(Excerpts from a dataset)
'''
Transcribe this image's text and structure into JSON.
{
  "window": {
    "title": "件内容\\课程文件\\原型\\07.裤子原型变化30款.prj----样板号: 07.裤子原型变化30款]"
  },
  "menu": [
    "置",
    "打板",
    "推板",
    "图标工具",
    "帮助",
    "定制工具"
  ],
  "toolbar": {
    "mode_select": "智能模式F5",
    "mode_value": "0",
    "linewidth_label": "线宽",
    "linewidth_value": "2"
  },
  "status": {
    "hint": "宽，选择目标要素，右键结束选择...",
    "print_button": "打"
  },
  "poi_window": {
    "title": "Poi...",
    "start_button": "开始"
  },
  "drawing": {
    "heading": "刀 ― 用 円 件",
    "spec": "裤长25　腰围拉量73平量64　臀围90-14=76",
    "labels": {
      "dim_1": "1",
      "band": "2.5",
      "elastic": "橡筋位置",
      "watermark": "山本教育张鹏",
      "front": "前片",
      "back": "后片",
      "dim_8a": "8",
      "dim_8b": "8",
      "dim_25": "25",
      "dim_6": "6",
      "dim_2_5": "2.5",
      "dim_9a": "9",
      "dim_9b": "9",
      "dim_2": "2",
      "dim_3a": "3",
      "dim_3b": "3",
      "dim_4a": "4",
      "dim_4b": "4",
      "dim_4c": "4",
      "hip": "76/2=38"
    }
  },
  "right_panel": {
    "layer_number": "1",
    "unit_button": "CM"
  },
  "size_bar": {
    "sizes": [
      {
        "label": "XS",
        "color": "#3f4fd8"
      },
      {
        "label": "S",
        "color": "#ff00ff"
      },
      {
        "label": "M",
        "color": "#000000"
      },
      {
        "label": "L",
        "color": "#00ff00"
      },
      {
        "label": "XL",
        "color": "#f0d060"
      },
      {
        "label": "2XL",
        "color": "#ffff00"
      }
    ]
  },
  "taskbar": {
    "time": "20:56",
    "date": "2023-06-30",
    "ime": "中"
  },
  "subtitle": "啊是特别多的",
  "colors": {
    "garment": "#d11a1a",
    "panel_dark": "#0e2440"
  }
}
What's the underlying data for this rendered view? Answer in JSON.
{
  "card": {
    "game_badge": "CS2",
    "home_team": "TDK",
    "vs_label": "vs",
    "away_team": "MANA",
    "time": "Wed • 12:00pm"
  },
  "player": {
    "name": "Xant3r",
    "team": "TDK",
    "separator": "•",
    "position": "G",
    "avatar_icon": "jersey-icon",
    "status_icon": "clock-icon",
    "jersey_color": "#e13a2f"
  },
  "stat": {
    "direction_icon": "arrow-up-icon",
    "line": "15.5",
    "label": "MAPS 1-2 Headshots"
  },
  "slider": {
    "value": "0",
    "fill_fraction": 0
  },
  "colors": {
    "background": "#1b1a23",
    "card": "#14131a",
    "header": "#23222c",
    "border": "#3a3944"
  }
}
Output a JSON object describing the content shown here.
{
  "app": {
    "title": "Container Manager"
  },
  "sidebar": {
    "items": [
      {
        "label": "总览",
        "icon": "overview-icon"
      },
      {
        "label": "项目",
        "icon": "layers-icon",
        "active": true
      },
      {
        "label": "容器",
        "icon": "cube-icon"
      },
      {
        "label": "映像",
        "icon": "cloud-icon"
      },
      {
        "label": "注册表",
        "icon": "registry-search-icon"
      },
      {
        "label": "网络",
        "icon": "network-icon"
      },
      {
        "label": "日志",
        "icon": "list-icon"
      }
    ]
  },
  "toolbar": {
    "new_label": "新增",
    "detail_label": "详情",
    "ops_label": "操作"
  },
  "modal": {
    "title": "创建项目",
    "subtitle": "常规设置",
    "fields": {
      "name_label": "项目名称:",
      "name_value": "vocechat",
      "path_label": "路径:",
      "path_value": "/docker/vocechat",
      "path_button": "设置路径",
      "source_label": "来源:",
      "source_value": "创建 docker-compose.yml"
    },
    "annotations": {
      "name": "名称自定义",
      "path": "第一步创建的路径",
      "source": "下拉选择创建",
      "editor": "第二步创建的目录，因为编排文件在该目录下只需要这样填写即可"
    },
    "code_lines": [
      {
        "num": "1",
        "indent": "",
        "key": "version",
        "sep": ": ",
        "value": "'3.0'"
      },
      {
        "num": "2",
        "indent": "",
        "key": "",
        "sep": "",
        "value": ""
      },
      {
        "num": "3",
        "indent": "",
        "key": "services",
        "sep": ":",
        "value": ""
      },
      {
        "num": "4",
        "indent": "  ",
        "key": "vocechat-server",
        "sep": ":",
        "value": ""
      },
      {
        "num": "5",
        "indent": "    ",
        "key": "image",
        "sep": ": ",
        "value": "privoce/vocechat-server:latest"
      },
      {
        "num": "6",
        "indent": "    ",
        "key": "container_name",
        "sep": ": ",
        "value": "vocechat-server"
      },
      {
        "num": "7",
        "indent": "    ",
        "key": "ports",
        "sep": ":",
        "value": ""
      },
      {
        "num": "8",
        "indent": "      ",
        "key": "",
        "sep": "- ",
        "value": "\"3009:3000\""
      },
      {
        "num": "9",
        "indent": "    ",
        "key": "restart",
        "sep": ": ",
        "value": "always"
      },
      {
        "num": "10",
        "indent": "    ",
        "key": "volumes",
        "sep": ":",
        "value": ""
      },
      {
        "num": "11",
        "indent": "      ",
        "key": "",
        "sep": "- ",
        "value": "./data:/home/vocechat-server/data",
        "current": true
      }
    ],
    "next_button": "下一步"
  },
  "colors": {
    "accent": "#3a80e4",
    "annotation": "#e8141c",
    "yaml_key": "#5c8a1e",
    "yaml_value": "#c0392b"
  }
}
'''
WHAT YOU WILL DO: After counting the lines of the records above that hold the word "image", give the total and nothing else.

RESPONSE AREA: 2